Copy out all of the entries exactly as they appear.

MATERIAL PROVIDED section start

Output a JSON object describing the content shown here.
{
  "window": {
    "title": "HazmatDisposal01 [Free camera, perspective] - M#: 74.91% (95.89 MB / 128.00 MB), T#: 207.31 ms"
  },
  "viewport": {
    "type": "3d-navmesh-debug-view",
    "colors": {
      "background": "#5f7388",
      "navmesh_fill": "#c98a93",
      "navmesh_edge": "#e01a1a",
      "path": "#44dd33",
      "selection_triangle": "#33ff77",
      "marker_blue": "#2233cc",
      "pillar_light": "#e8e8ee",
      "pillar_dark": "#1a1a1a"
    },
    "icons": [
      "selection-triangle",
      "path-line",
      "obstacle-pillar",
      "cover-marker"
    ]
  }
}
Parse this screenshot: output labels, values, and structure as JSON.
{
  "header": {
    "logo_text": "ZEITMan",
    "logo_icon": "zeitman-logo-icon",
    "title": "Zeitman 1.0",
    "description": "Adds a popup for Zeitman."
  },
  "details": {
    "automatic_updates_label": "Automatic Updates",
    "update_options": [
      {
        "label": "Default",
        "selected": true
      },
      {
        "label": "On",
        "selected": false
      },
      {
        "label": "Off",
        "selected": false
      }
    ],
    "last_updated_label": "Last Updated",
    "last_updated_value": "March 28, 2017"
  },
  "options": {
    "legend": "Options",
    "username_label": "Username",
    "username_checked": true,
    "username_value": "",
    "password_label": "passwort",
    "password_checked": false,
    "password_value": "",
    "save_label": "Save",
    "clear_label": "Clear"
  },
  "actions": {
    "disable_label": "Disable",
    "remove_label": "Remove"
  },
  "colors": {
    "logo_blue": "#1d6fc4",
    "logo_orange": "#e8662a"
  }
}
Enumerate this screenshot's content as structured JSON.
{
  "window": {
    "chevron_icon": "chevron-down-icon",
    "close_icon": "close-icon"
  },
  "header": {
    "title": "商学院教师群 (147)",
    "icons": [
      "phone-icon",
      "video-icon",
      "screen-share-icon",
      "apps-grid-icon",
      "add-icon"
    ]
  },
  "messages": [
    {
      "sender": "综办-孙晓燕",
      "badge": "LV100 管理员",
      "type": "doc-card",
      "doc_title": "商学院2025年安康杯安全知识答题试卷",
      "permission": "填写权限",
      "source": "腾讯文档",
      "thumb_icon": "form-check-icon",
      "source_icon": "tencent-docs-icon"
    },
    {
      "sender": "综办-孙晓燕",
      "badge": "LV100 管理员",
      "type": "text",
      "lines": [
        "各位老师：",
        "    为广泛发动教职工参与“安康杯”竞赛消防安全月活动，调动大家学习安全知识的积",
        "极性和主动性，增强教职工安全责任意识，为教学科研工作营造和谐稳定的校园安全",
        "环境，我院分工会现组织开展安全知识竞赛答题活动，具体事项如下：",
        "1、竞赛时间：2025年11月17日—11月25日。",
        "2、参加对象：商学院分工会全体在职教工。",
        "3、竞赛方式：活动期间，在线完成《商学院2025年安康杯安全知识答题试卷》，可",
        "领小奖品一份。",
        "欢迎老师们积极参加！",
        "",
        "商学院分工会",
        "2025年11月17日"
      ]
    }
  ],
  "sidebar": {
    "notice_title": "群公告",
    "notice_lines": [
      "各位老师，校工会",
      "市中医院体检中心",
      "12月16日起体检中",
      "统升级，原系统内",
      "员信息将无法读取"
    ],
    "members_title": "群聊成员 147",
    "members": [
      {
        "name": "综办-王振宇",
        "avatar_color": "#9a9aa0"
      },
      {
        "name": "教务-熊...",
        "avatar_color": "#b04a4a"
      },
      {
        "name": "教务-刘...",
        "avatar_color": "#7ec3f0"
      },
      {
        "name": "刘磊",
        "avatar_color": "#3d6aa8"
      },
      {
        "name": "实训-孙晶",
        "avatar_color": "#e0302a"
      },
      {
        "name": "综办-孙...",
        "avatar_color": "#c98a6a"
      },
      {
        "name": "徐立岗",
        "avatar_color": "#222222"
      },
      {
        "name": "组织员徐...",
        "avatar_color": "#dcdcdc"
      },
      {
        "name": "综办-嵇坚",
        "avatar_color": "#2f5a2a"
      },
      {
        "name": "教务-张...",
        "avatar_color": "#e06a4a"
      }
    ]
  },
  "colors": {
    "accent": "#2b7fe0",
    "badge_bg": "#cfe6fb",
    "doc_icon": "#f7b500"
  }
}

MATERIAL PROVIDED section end

_SOLUTION_
Output a JSON object describing the content shown here.
{
  "window": {
    "title": "HazmatDisposal01 [Free camera, perspective] - M#: 74.91% (95.89 MB / 128.00 MB), T#: 207.31 ms"
  },
  "viewport": {
    "type": "3d-navmesh-debug-view",
    "colors": {
      "background": "#5f7388",
      "navmesh_fill": "#c98a93",
      "navmesh_edge": "#e01a1a",
      "path": "#44dd33",
      "selection_triangle": "#33ff77",
      "marker_blue": "#2233cc",
      "pillar_light": "#e8e8ee",
      "pillar_dark": "#1a1a1a"
    },
    "icons": [
      "selection-triangle",
      "path-line",
      "obstacle-pillar",
      "cover-marker"
    ]
  }
}
Parse this screenshot: output labels, values, and structure as JSON.
{
  "header": {
    "logo_text": "ZEITMan",
    "logo_icon": "zeitman-logo-icon",
    "title": "Zeitman 1.0",
    "description": "Adds a popup for Zeitman."
  },
  "details": {
    "automatic_updates_label": "Automatic Updates",
    "update_options": [
      {
        "label": "Default",
        "selected": true
      },
      {
        "label": "On",
        "selected": false
      },
      {
        "label": "Off",
        "selected": false
      }
    ],
    "last_updated_label": "Last Updated",
    "last_updated_value": "March 28, 2017"
  },
  "options": {
    "legend": "Options",
    "username_label": "Username",
    "username_checked": true,
    "username_value": "",
    "password_label": "passwort",
    "password_checked": false,
    "password_value": "",
    "save_label": "Save",
    "clear_label": "Clear"
  },
  "actions": {
    "disable_label": "Disable",
    "remove_label": "Remove"
  },
  "colors": {
    "logo_blue": "#1d6fc4",
    "logo_orange": "#e8662a"
  }
}
Enumerate this screenshot's content as structured JSON.
{
  "window": {
    "chevron_icon": "chevron-down-icon",
    "close_icon": "close-icon"
  },
  "header": {
    "title": "商学院教师群 (147)",
    "icons": [
      "phone-icon",
      "video-icon",
      "screen-share-icon",
      "apps-grid-icon",
      "add-icon"
    ]
  },
  "messages": [
    {
      "sender": "综办-孙晓燕",
      "badge": "LV100 管理员",
      "type": "doc-card",
      "doc_title": "商学院2025年安康杯安全知识答题试卷",
      "permission": "填写权限",
      "source": "腾讯文档",
      "thumb_icon": "form-check-icon",
      "source_icon": "tencent-docs-icon"
    },
    {
      "sender": "综办-孙晓燕",
      "badge": "LV100 管理员",
      "type": "text",
      "lines": [
        "各位老师：",
        "    为广泛发动教职工参与“安康杯”竞赛消防安全月活动，调动大家学习安全知识的积",
        "极性和主动性，增强教职工安全责任意识，为教学科研工作营造和谐稳定的校园安全",
        "环境，我院分工会现组织开展安全知识竞赛答题活动，具体事项如下：",
        "1、竞赛时间：2025年11月17日—11月25日。",
        "2、参加对象：商学院分工会全体在职教工。",
        "3、竞赛方式：活动期间，在线完成《商学院2025年安康杯安全知识答题试卷》，可",
        "领小奖品一份。",
        "欢迎老师们积极参加！",
        "",
        "商学院分工会",
        "2025年11月17日"
      ]
    }
  ],
  "sidebar": {
    "notice_title": "群公告",
    "notice_lines": [
      "各位老师，校工会",
      "市中医院体检中心",
      "12月16日起体检中",
      "统升级，原系统内",
      "员信息将无法读取"
    ],
    "members_title": "群聊成员 147",
    "members": [
      {
        "name": "综办-王振宇",
        "avatar_color": "#9a9aa0"
      },
      {
        "name": "教务-熊...",
        "avatar_color": "#b04a4a"
      },
      {
        "name": "教务-刘...",
        "avatar_color": "#7ec3f0"
      },
      {
        "name": "刘磊",
        "avatar_color": "#3d6aa8"
      },
      {
        "name": "实训-孙晶",
        "avatar_color": "#e0302a"
      },
      {
        "name": "综办-孙...",
        "avatar_color": "#c98a6a"
      },
      {
        "name": "徐立岗",
        "avatar_color": "#222222"
      },
      {
        "name": "组织员徐...",
        "avatar_color": "#dcdcdc"
      },
      {
        "name": "综办-嵇坚",
        "avatar_color": "#2f5a2a"
      },
      {
        "name": "教务-张...",
        "avatar_color": "#e06a4a"
      }
    ]
  },
  "colors": {
    "accent": "#2b7fe0",
    "badge_bg": "#cfe6fb",
    "doc_icon": "#f7b500"
  }
}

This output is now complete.